___ The input

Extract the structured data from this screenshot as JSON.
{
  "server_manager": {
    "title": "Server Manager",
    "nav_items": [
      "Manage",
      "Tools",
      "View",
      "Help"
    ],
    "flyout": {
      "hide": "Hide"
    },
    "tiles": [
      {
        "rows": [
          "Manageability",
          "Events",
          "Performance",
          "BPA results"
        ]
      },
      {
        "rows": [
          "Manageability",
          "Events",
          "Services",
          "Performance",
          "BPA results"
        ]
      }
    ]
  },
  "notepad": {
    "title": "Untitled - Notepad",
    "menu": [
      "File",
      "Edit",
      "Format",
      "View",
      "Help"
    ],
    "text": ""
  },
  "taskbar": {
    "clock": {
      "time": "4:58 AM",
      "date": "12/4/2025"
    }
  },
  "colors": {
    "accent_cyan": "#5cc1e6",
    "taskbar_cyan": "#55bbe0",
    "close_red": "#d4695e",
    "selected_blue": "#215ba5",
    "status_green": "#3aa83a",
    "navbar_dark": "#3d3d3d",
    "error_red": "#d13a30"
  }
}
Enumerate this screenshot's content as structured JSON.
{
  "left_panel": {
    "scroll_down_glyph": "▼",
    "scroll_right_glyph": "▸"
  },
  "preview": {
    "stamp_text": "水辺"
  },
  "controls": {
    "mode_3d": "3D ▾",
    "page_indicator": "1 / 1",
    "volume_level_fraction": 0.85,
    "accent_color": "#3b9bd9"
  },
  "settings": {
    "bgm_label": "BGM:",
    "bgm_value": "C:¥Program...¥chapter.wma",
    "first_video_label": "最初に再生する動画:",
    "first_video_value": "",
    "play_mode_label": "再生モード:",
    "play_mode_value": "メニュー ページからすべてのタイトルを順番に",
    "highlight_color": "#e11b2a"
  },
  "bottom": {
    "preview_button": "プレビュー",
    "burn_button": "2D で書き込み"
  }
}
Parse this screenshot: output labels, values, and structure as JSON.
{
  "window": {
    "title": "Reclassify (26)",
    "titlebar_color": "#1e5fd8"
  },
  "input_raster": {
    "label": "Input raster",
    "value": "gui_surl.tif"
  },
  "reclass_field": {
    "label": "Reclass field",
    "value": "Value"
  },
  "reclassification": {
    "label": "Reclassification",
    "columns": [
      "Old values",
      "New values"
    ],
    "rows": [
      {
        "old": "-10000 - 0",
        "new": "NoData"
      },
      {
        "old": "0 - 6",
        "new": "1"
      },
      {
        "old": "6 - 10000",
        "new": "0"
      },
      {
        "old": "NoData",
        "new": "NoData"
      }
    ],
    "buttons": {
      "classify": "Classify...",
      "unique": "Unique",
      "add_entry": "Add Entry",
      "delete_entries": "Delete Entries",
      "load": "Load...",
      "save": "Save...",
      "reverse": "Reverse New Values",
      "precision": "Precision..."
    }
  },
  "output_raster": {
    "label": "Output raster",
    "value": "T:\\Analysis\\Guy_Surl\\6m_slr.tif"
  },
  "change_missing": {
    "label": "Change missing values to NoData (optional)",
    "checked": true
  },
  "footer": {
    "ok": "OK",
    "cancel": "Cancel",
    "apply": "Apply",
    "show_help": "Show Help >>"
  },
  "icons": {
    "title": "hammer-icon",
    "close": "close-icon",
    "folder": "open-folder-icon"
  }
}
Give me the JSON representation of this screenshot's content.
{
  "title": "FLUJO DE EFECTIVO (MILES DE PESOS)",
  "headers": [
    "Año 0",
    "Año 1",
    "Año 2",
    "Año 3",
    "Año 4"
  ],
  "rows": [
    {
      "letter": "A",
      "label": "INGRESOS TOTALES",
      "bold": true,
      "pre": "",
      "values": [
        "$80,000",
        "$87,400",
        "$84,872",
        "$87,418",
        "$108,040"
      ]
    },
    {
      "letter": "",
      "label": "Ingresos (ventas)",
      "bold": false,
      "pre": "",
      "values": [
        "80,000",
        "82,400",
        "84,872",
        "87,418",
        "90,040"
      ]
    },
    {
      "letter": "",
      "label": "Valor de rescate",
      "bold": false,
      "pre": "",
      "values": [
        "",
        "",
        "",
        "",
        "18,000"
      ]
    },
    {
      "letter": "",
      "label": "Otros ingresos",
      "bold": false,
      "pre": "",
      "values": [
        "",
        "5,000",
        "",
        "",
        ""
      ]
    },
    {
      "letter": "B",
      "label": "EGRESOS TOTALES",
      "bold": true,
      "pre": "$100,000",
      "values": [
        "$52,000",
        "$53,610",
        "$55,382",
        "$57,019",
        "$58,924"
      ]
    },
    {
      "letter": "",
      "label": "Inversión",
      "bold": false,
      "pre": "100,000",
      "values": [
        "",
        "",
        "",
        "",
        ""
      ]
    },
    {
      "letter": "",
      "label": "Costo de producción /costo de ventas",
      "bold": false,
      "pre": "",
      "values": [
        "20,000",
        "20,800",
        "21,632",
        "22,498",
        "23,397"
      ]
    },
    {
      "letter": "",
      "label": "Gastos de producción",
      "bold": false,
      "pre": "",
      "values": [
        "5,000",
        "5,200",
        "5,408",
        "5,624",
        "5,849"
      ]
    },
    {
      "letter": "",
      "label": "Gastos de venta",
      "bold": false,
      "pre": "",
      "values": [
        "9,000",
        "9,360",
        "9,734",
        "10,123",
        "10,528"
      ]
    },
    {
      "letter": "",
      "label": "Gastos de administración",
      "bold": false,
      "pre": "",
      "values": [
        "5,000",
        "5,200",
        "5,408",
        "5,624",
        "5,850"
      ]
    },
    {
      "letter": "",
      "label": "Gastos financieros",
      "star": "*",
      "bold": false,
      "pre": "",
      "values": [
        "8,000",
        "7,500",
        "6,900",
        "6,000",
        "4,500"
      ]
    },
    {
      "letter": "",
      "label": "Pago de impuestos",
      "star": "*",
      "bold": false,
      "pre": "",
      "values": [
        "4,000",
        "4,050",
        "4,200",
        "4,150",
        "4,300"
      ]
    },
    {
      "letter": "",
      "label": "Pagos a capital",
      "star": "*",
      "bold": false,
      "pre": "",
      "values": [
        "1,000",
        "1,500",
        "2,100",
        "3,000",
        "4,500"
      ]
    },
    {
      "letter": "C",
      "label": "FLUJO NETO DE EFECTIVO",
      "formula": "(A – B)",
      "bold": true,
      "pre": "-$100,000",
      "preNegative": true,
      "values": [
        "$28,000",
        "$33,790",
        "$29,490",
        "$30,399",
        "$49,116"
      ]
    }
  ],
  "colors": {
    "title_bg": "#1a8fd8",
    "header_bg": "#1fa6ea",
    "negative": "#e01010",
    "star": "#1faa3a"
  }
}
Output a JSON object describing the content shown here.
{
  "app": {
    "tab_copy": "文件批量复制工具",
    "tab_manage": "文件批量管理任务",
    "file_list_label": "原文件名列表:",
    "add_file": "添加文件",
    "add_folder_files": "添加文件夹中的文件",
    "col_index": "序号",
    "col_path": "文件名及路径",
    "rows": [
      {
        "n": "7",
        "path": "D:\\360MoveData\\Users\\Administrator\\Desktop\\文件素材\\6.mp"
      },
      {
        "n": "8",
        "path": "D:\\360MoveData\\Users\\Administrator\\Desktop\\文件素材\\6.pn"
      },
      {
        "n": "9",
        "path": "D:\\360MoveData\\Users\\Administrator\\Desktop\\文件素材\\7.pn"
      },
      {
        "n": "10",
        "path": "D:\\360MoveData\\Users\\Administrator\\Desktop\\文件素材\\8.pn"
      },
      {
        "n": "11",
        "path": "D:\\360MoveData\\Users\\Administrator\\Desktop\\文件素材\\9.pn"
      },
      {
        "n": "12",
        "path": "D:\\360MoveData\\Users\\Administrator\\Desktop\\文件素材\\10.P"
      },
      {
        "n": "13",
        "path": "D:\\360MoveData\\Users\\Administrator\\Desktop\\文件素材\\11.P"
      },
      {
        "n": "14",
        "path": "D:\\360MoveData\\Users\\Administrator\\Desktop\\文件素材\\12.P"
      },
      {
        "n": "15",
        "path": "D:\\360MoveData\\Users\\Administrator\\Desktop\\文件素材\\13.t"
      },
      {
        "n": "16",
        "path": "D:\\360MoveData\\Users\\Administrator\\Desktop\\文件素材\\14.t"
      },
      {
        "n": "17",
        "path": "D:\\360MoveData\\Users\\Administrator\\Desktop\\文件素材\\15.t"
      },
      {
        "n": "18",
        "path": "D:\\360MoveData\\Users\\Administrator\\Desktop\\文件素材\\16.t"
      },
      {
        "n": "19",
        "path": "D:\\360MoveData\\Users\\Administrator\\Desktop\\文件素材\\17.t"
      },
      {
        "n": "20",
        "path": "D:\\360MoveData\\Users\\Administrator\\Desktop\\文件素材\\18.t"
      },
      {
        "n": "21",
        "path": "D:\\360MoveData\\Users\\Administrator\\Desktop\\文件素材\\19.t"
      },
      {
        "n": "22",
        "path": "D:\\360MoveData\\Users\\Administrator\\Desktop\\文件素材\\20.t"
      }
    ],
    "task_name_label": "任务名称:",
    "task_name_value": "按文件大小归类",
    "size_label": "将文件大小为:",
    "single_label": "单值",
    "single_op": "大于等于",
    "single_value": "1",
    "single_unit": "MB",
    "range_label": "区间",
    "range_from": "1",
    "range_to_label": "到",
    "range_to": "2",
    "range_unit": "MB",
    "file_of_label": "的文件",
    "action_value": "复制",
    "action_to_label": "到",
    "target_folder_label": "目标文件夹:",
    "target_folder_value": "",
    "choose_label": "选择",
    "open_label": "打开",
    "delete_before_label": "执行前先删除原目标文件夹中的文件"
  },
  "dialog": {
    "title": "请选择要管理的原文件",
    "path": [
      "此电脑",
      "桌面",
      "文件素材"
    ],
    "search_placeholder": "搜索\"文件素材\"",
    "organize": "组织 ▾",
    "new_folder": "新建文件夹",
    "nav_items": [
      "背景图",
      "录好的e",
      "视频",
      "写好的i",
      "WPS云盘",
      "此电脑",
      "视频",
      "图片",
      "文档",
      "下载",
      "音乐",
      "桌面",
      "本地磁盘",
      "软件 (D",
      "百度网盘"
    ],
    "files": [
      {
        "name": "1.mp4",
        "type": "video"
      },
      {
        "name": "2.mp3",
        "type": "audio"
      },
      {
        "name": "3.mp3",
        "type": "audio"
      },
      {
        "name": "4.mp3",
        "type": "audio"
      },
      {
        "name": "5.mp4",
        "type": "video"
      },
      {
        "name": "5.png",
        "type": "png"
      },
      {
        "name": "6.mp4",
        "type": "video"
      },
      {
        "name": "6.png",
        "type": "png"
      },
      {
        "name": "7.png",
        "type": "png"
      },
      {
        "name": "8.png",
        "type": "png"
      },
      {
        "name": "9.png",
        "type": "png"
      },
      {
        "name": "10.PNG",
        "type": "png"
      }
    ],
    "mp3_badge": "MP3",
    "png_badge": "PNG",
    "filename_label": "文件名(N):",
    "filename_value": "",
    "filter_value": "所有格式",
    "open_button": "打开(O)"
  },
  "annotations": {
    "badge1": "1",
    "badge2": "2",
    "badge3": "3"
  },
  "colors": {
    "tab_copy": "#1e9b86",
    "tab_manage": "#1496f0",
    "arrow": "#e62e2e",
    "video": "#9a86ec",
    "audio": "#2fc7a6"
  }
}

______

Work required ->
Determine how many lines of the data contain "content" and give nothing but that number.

Response to the task ->
3